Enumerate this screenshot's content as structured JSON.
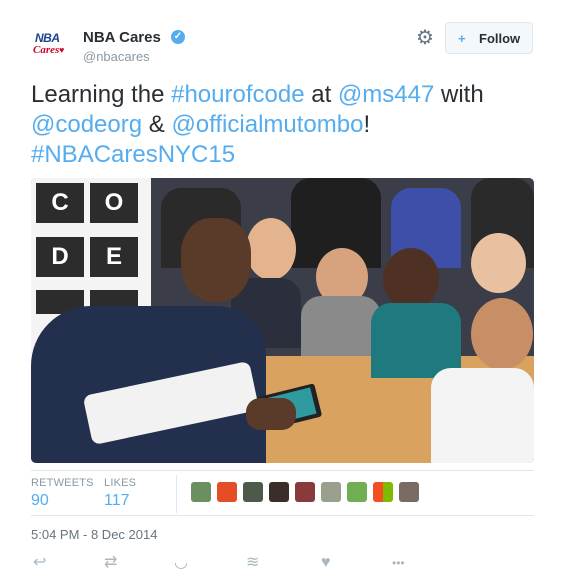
{
  "account": {
    "display_name": "NBA Cares",
    "handle": "@nbacares",
    "verified_icon": "✓",
    "logo_top": "NBA",
    "logo_bottom": "Cares"
  },
  "header": {
    "gear_icon": "⚙",
    "follow_icon": "+",
    "follow_label": "Follow"
  },
  "tweet": {
    "text_parts": [
      {
        "text": "Learning the ",
        "link": false
      },
      {
        "text": "#hourofcode",
        "link": true
      },
      {
        "text": " at ",
        "link": false
      },
      {
        "text": "@ms447",
        "link": true
      },
      {
        "text": " with ",
        "link": false
      },
      {
        "text": "@codeorg",
        "link": true
      },
      {
        "text": " & ",
        "link": false
      },
      {
        "text": "@officialmutombo",
        "link": true
      },
      {
        "text": "! ",
        "link": false
      },
      {
        "text": "#NBACaresNYC15",
        "link": true
      }
    ],
    "photo_letters": [
      "C",
      "O",
      "D",
      "E"
    ]
  },
  "stats": {
    "retweets_label": "RETWEETS",
    "retweets_value": "90",
    "likes_label": "LIKES",
    "likes_value": "117"
  },
  "timestamp": "5:04 PM - 8 Dec 2014",
  "actions": {
    "reply_icon": "↩",
    "retweet_icon": "⇄",
    "bookmark_icon": "◡",
    "stack_icon": "≋",
    "like_icon": "♥",
    "more_icon": "•••"
  },
  "colors": {
    "link": "#55acee",
    "text": "#292f33",
    "muted": "#8899a6"
  }
}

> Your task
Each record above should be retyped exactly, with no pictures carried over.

> Result
Enumerate this screenshot's content as structured JSON.
{
  "account": {
    "display_name": "NBA Cares",
    "handle": "@nbacares",
    "verified_icon": "✓",
    "logo_top": "NBA",
    "logo_bottom": "Cares"
  },
  "header": {
    "gear_icon": "⚙",
    "follow_icon": "+",
    "follow_label": "Follow"
  },
  "tweet": {
    "text_parts": [
      {
        "text": "Learning the ",
        "link": false
      },
      {
        "text": "#hourofcode",
        "link": true
      },
      {
        "text": " at ",
        "link": false
      },
      {
        "text": "@ms447",
        "link": true
      },
      {
        "text": " with ",
        "link": false
      },
      {
        "text": "@codeorg",
        "link": true
      },
      {
        "text": " & ",
        "link": false
      },
      {
        "text": "@officialmutombo",
        "link": true
      },
      {
        "text": "! ",
        "link": false
      },
      {
        "text": "#NBACaresNYC15",
        "link": true
      }
    ],
    "photo_letters": [
      "C",
      "O",
      "D",
      "E"
    ]
  },
  "stats": {
    "retweets_label": "RETWEETS",
    "retweets_value": "90",
    "likes_label": "LIKES",
    "likes_value": "117"
  },
  "timestamp": "5:04 PM - 8 Dec 2014",
  "actions": {
    "reply_icon": "↩",
    "retweet_icon": "⇄",
    "bookmark_icon": "◡",
    "stack_icon": "≋",
    "like_icon": "♥",
    "more_icon": "•••"
  },
  "colors": {
    "link": "#55acee",
    "text": "#292f33",
    "muted": "#8899a6"
  }
}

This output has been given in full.